Pick out each line in these entries that contains the string "heading".

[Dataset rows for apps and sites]
- Opening Delimiter -

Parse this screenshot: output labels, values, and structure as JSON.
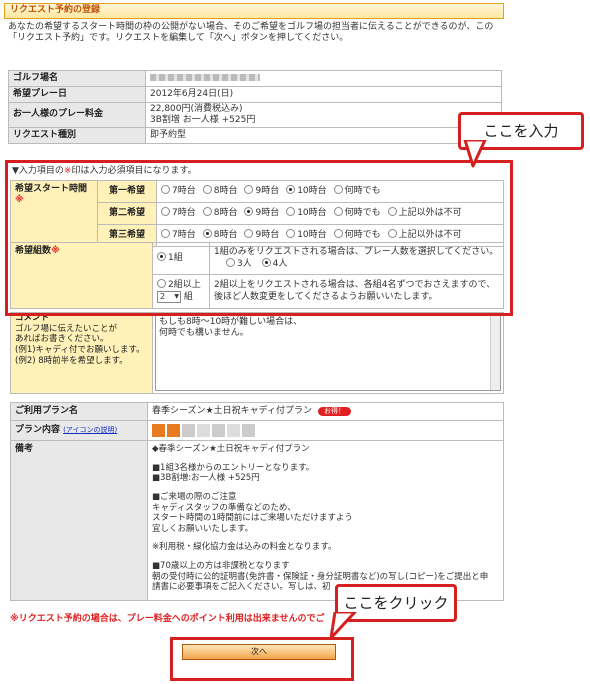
{
  "header": {
    "title": "リクエスト予約の登録"
  },
  "intro": "あなたの希望するスタート時間の枠の公開がない場合、そのご希望をゴルフ場の担当者に伝えることができるのが、この「リクエスト予約」です。リクエストを編集して「次へ」ボタンを押してください。",
  "info": {
    "course_label": "ゴルフ場名",
    "date_label": "希望プレー日",
    "date_value": "2012年6月24日(日)",
    "fee_label": "お一人様のプレー料金",
    "fee_value1": "22,800円(消費税込み)",
    "fee_value2": "3B割増 お一人様 +525円",
    "type_label": "リクエスト種別",
    "type_value": "即予約型"
  },
  "required_note": {
    "pre": "▼入力項目の",
    "mark": "※",
    "post": "印は入力必須項目になります。"
  },
  "start_time": {
    "label": "希望スタート時間",
    "mark": "※",
    "rows": [
      {
        "label": "第一希望",
        "options": [
          "7時台",
          "8時台",
          "9時台",
          "10時台",
          "何時でも"
        ],
        "selected": 3
      },
      {
        "label": "第二希望",
        "options": [
          "7時台",
          "8時台",
          "9時台",
          "10時台",
          "何時でも",
          "上記以外は不可"
        ],
        "selected": 2
      },
      {
        "label": "第三希望",
        "options": [
          "7時台",
          "8時台",
          "9時台",
          "10時台",
          "何時でも",
          "上記以外は不可"
        ],
        "selected": 1
      }
    ]
  },
  "groups": {
    "label": "希望組数",
    "mark": "※",
    "one_label": "1組",
    "one_desc": "1組のみをリクエストされる場合は、プレー人数を選択してください。",
    "players": [
      "3人",
      "4人"
    ],
    "players_selected": 1,
    "multi_label": "2組以上",
    "multi_select": "2",
    "multi_unit": "組",
    "multi_desc": "2組以上をリクエストされる場合は、各組4名ずつでおさえますので、後ほど人数変更をしてくださるようお願いいたします。"
  },
  "comment": {
    "label": "コメント",
    "help1": "ゴルフ場に伝えたいことが",
    "help2": "あればお書きください。",
    "help3": "(例1)キャディ付でお願いします。",
    "help4": "(例2) 8時前半を希望します。",
    "value1": "もしも8時～10時が難しい場合は、",
    "value2": "何時でも構いません。"
  },
  "plan": {
    "name_label": "ご利用プラン名",
    "name_value": "春季シーズン★土日祝キャディ付プラン",
    "badge": "お得！",
    "content_label": "プラン内容",
    "icon_link": "(アイコンの説明)",
    "remarks_label": "備考",
    "remarks": [
      "◆春季シーズン★土日祝キャディ付プラン",
      "■1組3名様からのエントリーとなります。",
      "■3B割増:お一人様 +525円",
      "■ご来場の際のご注意",
      "キャディスタッフの準備などのため、",
      "スタート時間の1時間前にはご来場いただけますよう",
      "宜しくお願いいたします。",
      "※利用税・緑化協力金は込みの料金となります。",
      "■70歳以上の方は非課税となります",
      "朝の受付時に公的証明書(免許書・保険証・身分証明書など)の写し(コピー)をご提出と申",
      "請書に必要事項をご記入ください。写しは、初"
    ]
  },
  "warning": "※リクエスト予約の場合は、プレー料金へのポイント利用は出来ませんのでご",
  "next_button": "次へ",
  "callouts": {
    "input": "ここを入力",
    "click": "ここをクリック"
  },
  "colors": {
    "accent_red": "#d62020",
    "required_bg": "#fff1b8",
    "label_bg": "#e8e8e8",
    "button_orange": "#f2a44a"
  }
}
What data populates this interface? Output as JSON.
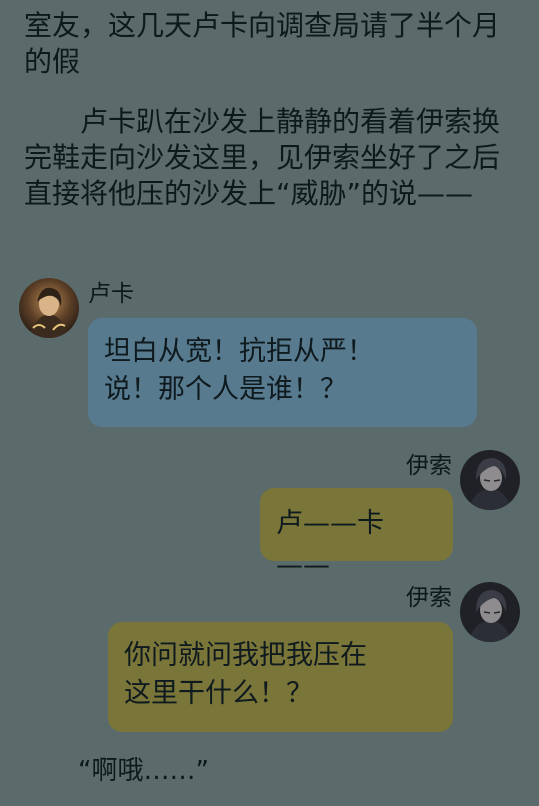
{
  "story": {
    "paragraph_1": "室友，这几天卢卡向调查局请了半个月的假",
    "paragraph_2": "卢卡趴在沙发上静静的看着伊索换完鞋走向沙发这里，见伊索坐好了之后直接将他压的沙发上“威胁”的说——"
  },
  "chat": [
    {
      "sender": "卢卡",
      "side": "left",
      "bubble_color": "#577a8f",
      "lines": [
        "坦白从宽！抗拒从严！",
        "说！那个人是谁！？"
      ]
    },
    {
      "sender": "伊索",
      "side": "right",
      "bubble_color": "#7a7539",
      "lines": [
        "卢——卡——"
      ]
    },
    {
      "sender": "伊索",
      "side": "right",
      "bubble_color": "#7a7539",
      "lines": [
        "你问就问我把我压在",
        "这里干什么！？"
      ]
    }
  ],
  "closing_line": "“啊哦……”",
  "colors": {
    "background": "#5b6a6b",
    "text": "#0d1a1a"
  },
  "icons": {
    "luka_avatar": "luka-avatar-icon",
    "isuo_avatar": "isuo-avatar-icon"
  }
}
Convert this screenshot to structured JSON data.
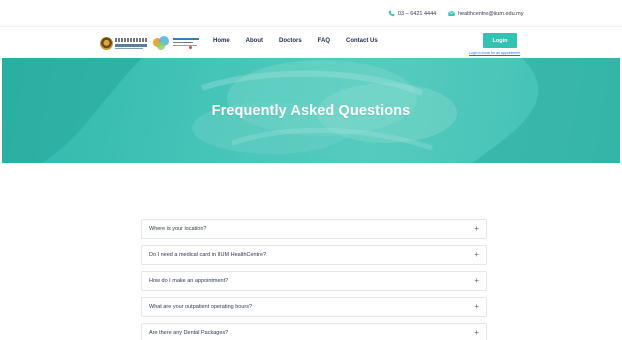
{
  "contact": {
    "phone": "03 – 6421 4444",
    "email": "healthcentre@iium.edu.my",
    "phone_icon": "phone-icon",
    "email_icon": "envelope-icon"
  },
  "nav": {
    "items": [
      "Home",
      "About",
      "Doctors",
      "FAQ",
      "Contact Us"
    ],
    "login_label": "Login",
    "login_hint": "Login to book for an appointment"
  },
  "hero": {
    "title": "Frequently Asked Questions"
  },
  "faq": {
    "items": [
      {
        "question": "Where is your location?"
      },
      {
        "question": "Do I need a medical card in IIUM HealthCentre?"
      },
      {
        "question": "How do I make an appointment?"
      },
      {
        "question": "What are your outpatient operating hours?"
      },
      {
        "question": "Are there any Dental Packages?"
      }
    ],
    "expand_glyph": "+"
  },
  "colors": {
    "accent": "#34c2b2",
    "hero": "#46c4b8",
    "text": "#1f2a44",
    "link": "#2a6fd0"
  }
}
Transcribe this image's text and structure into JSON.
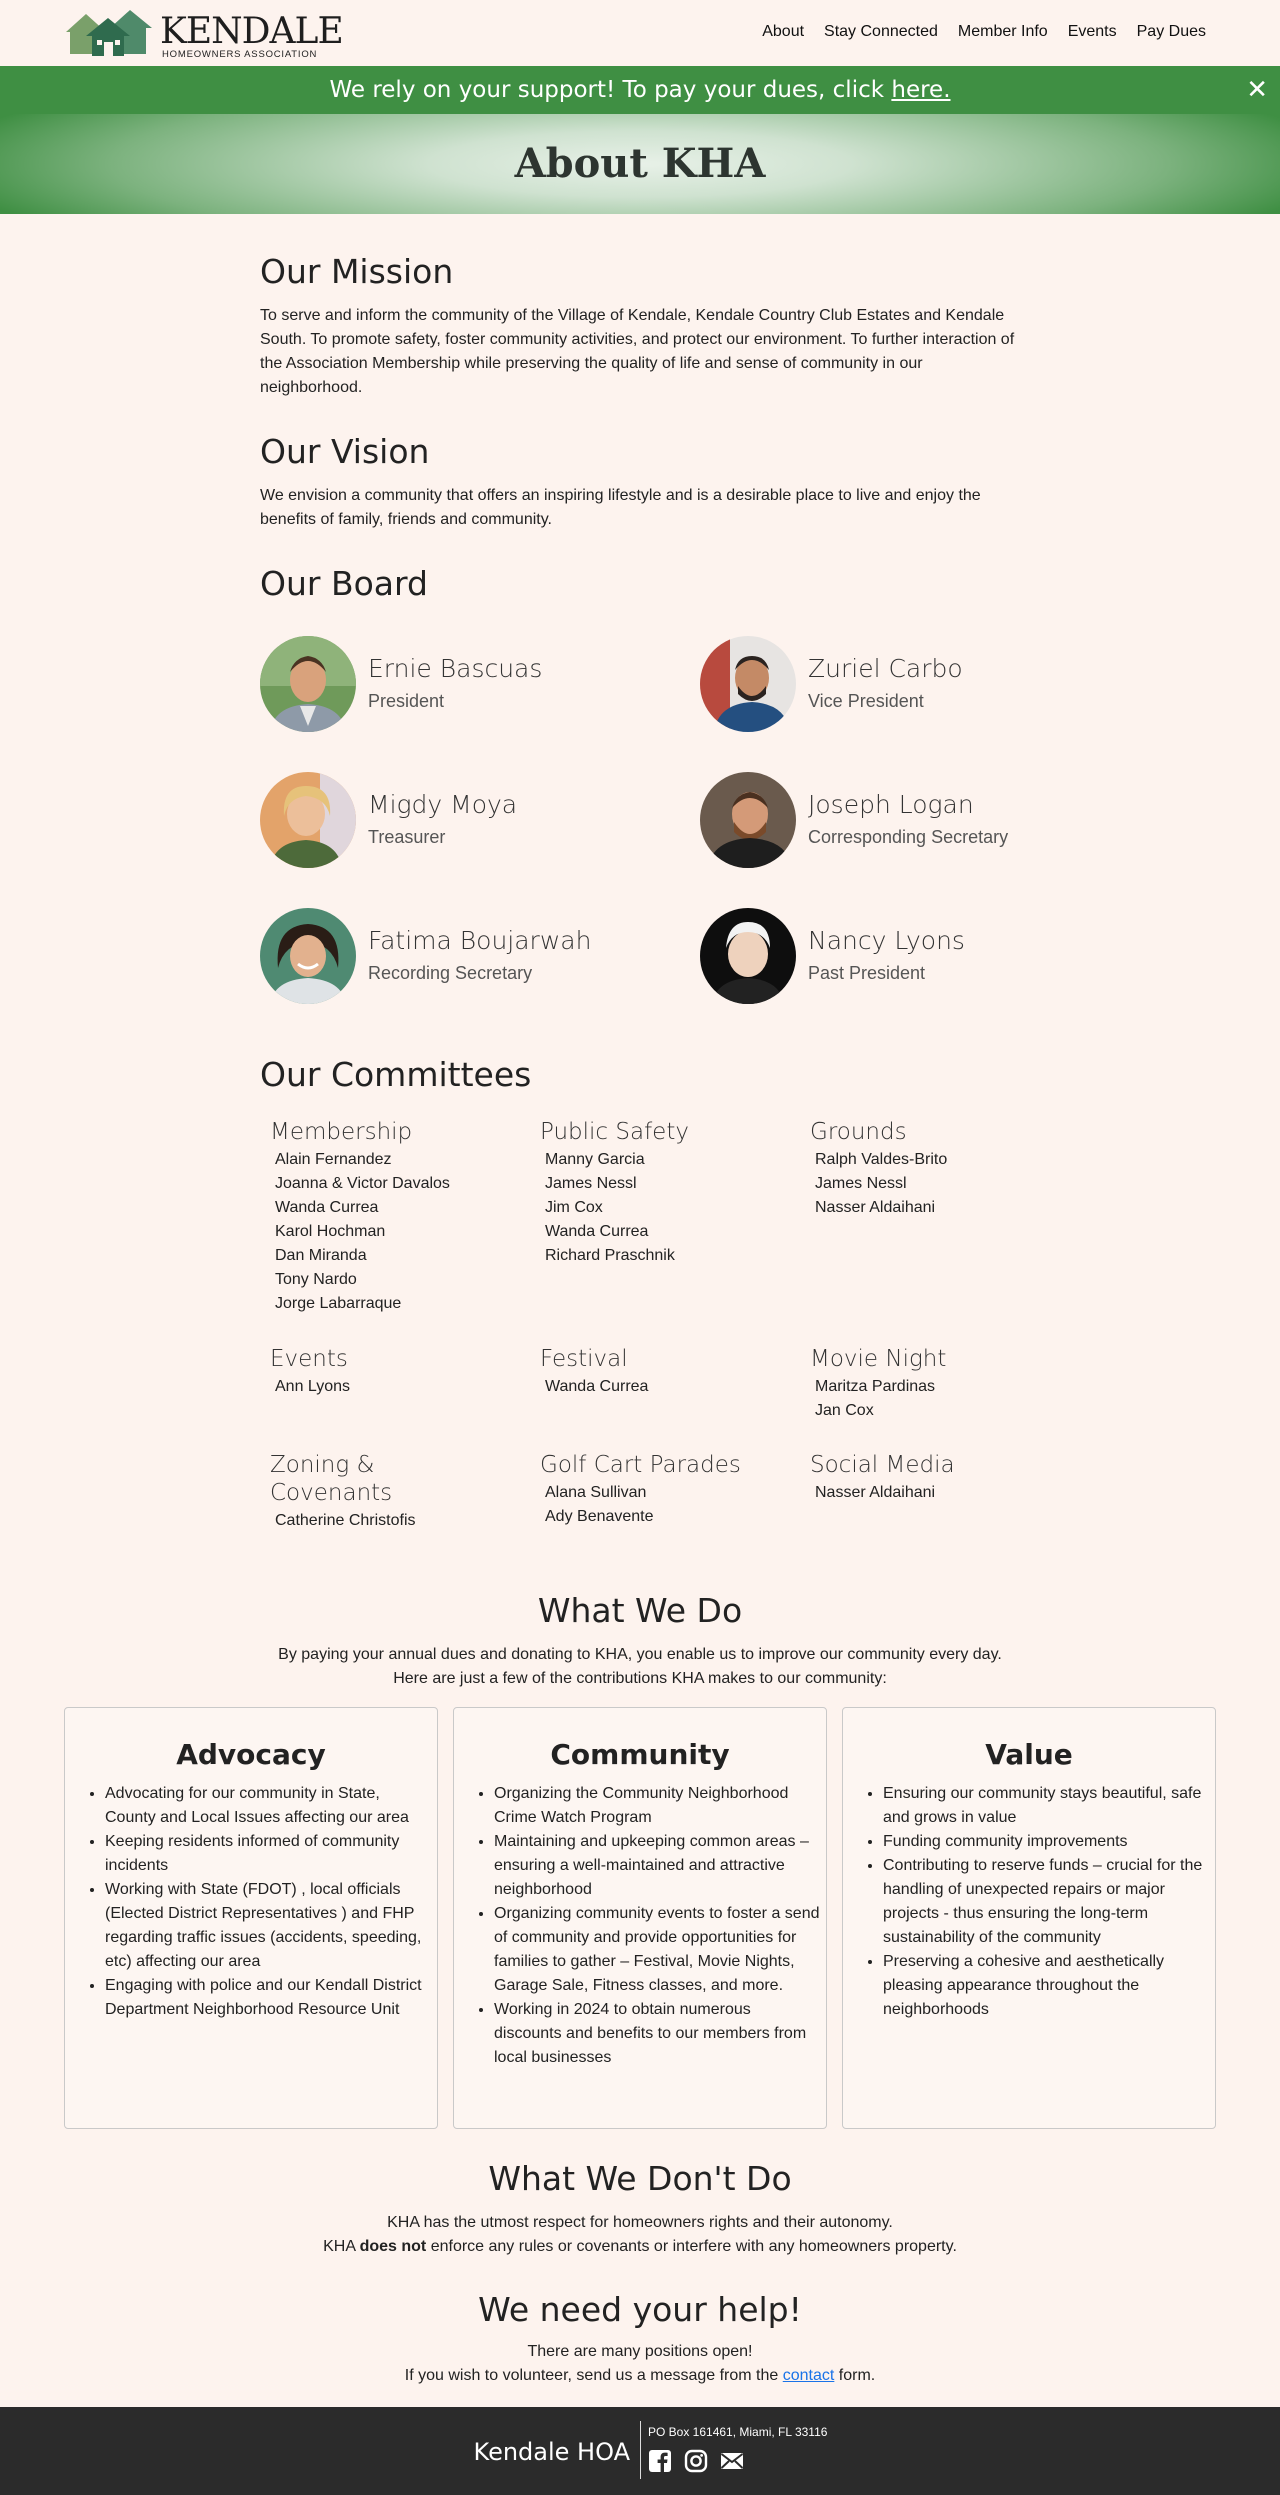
{
  "brand": {
    "name": "KENDALE",
    "tagline": "HOMEOWNERS ASSOCIATION",
    "green": "#3f8f43"
  },
  "nav": [
    "About",
    "Stay Connected",
    "Member Info",
    "Events",
    "Pay Dues"
  ],
  "banner": {
    "text": "We rely on your support! To pay your dues, click ",
    "link": "here.",
    "close": "✕"
  },
  "hero": {
    "title": "About KHA"
  },
  "mission": {
    "heading": "Our Mission",
    "text": "To serve and inform the community of the Village of Kendale, Kendale Country Club Estates and Kendale South. To promote safety, foster community activities, and protect our environment. To further interaction of the Association Membership while preserving the quality of life and sense of community in our neighborhood."
  },
  "vision": {
    "heading": "Our Vision",
    "text": "We envision a community that offers an inspiring lifestyle and is a desirable place to live and enjoy the benefits of family, friends and community."
  },
  "board": {
    "heading": "Our Board",
    "members": [
      {
        "name": "Ernie Bascuas",
        "role": "President"
      },
      {
        "name": "Zuriel Carbo",
        "role": "Vice President"
      },
      {
        "name": "Migdy Moya",
        "role": "Treasurer"
      },
      {
        "name": "Joseph Logan",
        "role": "Corresponding Secretary"
      },
      {
        "name": "Fatima Boujarwah",
        "role": "Recording Secretary"
      },
      {
        "name": "Nancy Lyons",
        "role": "Past President"
      }
    ]
  },
  "committees": {
    "heading": "Our Committees",
    "list": [
      {
        "name": "Membership",
        "members": [
          "Alain Fernandez",
          "Joanna & Victor Davalos",
          "Wanda Currea",
          "Karol Hochman",
          "Dan Miranda",
          "Tony Nardo",
          "Jorge Labarraque"
        ]
      },
      {
        "name": "Public Safety",
        "members": [
          "Manny Garcia",
          "James Nessl",
          "Jim Cox",
          "Wanda Currea",
          "Richard Praschnik"
        ]
      },
      {
        "name": "Grounds",
        "members": [
          "Ralph Valdes-Brito",
          "James Nessl",
          "Nasser Aldaihani"
        ]
      },
      {
        "name": "Events",
        "members": [
          "Ann Lyons"
        ]
      },
      {
        "name": "Festival",
        "members": [
          "Wanda Currea"
        ]
      },
      {
        "name": "Movie Night",
        "members": [
          "Maritza Pardinas",
          "Jan Cox"
        ]
      },
      {
        "name": "Zoning & Covenants",
        "members": [
          "Catherine Christofis"
        ]
      },
      {
        "name": "Golf Cart Parades",
        "members": [
          "Alana Sullivan",
          "Ady Benavente"
        ]
      },
      {
        "name": "Social Media",
        "members": [
          "Nasser Aldaihani"
        ]
      }
    ]
  },
  "whatwedo": {
    "heading": "What We Do",
    "line1": "By paying your annual dues and donating to KHA, you enable us to improve our community every day.",
    "line2": "Here are just a few of the contributions KHA makes to our community:",
    "cards": [
      {
        "title": "Advocacy",
        "items": [
          "Advocating for our community in State, County and Local Issues affecting our area",
          "Keeping residents informed of community incidents",
          "Working with State (FDOT) , local officials (Elected District Representatives ) and FHP regarding traffic issues (accidents, speeding, etc) affecting our area",
          "Engaging with police and our Kendall District Department Neighborhood Resource Unit"
        ]
      },
      {
        "title": "Community",
        "items": [
          "Organizing the Community Neighborhood Crime Watch Program",
          "Maintaining and upkeeping common areas – ensuring a well-maintained and attractive neighborhood",
          "Organizing community events to foster a send of community and provide opportunities for families to gather – Festival, Movie Nights, Garage Sale, Fitness classes, and more.",
          "Working in 2024 to obtain numerous discounts and benefits to our members from local businesses"
        ]
      },
      {
        "title": "Value",
        "items": [
          "Ensuring our community stays beautiful, safe and grows in value",
          "Funding community improvements",
          "Contributing to reserve funds – crucial for the handling of unexpected repairs or major projects - thus ensuring the long-term sustainability of the community",
          "Preserving a cohesive and aesthetically pleasing appearance throughout the neighborhoods"
        ]
      }
    ]
  },
  "dontdo": {
    "heading": "What We Don't Do",
    "line1": "KHA has the utmost respect for homeowners rights and their autonomy.",
    "line2_pre": "KHA ",
    "line2_bold": "does not",
    "line2_post": " enforce any rules or covenants or interfere with any homeowners property."
  },
  "help": {
    "heading": "We need your help!",
    "line1": "There are many positions open!",
    "line2_pre": "If you wish to volunteer, send us a message from the ",
    "link": "contact",
    "line2_post": " form."
  },
  "footer": {
    "title": "Kendale HOA",
    "address": "PO Box 161461, Miami, FL 33116",
    "icons": [
      "facebook-icon",
      "instagram-icon",
      "email-icon"
    ]
  }
}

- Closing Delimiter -

SOLUTION TO THE PROBLEM:
    "heading": "Our Mission",
    "heading": "Our Vision",
    "heading": "Our Board",
    "heading": "Our Committees",
    "heading": "What We Do",
    "heading": "What We Don't Do",
    "heading": "We need your help!",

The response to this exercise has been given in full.